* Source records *
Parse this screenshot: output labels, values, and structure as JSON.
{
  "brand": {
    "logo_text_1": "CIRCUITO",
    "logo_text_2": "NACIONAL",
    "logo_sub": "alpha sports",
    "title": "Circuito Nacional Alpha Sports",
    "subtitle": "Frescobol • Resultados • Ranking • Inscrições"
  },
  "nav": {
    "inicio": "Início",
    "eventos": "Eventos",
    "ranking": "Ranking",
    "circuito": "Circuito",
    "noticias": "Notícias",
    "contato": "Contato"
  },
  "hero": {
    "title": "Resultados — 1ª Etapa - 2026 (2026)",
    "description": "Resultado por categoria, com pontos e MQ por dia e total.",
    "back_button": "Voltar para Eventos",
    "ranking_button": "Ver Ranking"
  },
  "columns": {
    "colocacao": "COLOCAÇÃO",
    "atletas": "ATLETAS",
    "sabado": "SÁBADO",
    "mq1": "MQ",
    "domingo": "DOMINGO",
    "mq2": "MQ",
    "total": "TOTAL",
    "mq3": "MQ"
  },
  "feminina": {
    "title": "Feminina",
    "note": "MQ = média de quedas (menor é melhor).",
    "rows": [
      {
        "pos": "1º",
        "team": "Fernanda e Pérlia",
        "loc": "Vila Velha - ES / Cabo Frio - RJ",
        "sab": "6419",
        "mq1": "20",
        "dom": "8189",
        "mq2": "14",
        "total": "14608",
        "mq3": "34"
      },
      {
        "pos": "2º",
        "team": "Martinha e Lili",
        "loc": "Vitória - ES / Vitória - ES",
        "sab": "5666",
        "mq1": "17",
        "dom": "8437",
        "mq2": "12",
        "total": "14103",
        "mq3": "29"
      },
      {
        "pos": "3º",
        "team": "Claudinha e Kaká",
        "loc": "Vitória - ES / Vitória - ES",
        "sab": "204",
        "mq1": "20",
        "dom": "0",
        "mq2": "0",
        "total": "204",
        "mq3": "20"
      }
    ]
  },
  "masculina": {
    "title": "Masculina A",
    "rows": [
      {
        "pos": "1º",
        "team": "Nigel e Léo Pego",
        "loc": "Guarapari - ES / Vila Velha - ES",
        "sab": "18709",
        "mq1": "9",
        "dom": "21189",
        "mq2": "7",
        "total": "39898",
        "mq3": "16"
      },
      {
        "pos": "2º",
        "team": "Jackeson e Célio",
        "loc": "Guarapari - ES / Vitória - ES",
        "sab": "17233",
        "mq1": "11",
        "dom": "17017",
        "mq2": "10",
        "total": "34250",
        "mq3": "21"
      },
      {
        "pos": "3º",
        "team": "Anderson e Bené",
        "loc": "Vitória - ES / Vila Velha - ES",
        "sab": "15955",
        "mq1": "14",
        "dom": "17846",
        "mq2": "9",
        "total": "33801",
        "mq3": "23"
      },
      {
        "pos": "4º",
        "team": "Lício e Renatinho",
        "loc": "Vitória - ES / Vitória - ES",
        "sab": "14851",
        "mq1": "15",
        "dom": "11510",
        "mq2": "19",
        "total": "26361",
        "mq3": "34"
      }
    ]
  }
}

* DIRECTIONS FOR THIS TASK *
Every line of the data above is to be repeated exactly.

* REPLY *
Parse this screenshot: output labels, values, and structure as JSON.
{
  "brand": {
    "logo_text_1": "CIRCUITO",
    "logo_text_2": "NACIONAL",
    "logo_sub": "alpha sports",
    "title": "Circuito Nacional Alpha Sports",
    "subtitle": "Frescobol • Resultados • Ranking • Inscrições"
  },
  "nav": {
    "inicio": "Início",
    "eventos": "Eventos",
    "ranking": "Ranking",
    "circuito": "Circuito",
    "noticias": "Notícias",
    "contato": "Contato"
  },
  "hero": {
    "title": "Resultados — 1ª Etapa - 2026 (2026)",
    "description": "Resultado por categoria, com pontos e MQ por dia e total.",
    "back_button": "Voltar para Eventos",
    "ranking_button": "Ver Ranking"
  },
  "columns": {
    "colocacao": "COLOCAÇÃO",
    "atletas": "ATLETAS",
    "sabado": "SÁBADO",
    "mq1": "MQ",
    "domingo": "DOMINGO",
    "mq2": "MQ",
    "total": "TOTAL",
    "mq3": "MQ"
  },
  "feminina": {
    "title": "Feminina",
    "note": "MQ = média de quedas (menor é melhor).",
    "rows": [
      {
        "pos": "1º",
        "team": "Fernanda e Pérlia",
        "loc": "Vila Velha - ES / Cabo Frio - RJ",
        "sab": "6419",
        "mq1": "20",
        "dom": "8189",
        "mq2": "14",
        "total": "14608",
        "mq3": "34"
      },
      {
        "pos": "2º",
        "team": "Martinha e Lili",
        "loc": "Vitória - ES / Vitória - ES",
        "sab": "5666",
        "mq1": "17",
        "dom": "8437",
        "mq2": "12",
        "total": "14103",
        "mq3": "29"
      },
      {
        "pos": "3º",
        "team": "Claudinha e Kaká",
        "loc": "Vitória - ES / Vitória - ES",
        "sab": "204",
        "mq1": "20",
        "dom": "0",
        "mq2": "0",
        "total": "204",
        "mq3": "20"
      }
    ]
  },
  "masculina": {
    "title": "Masculina A",
    "rows": [
      {
        "pos": "1º",
        "team": "Nigel e Léo Pego",
        "loc": "Guarapari - ES / Vila Velha - ES",
        "sab": "18709",
        "mq1": "9",
        "dom": "21189",
        "mq2": "7",
        "total": "39898",
        "mq3": "16"
      },
      {
        "pos": "2º",
        "team": "Jackeson e Célio",
        "loc": "Guarapari - ES / Vitória - ES",
        "sab": "17233",
        "mq1": "11",
        "dom": "17017",
        "mq2": "10",
        "total": "34250",
        "mq3": "21"
      },
      {
        "pos": "3º",
        "team": "Anderson e Bené",
        "loc": "Vitória - ES / Vila Velha - ES",
        "sab": "15955",
        "mq1": "14",
        "dom": "17846",
        "mq2": "9",
        "total": "33801",
        "mq3": "23"
      },
      {
        "pos": "4º",
        "team": "Lício e Renatinho",
        "loc": "Vitória - ES / Vitória - ES",
        "sab": "14851",
        "mq1": "15",
        "dom": "11510",
        "mq2": "19",
        "total": "26361",
        "mq3": "34"
      }
    ]
  }
}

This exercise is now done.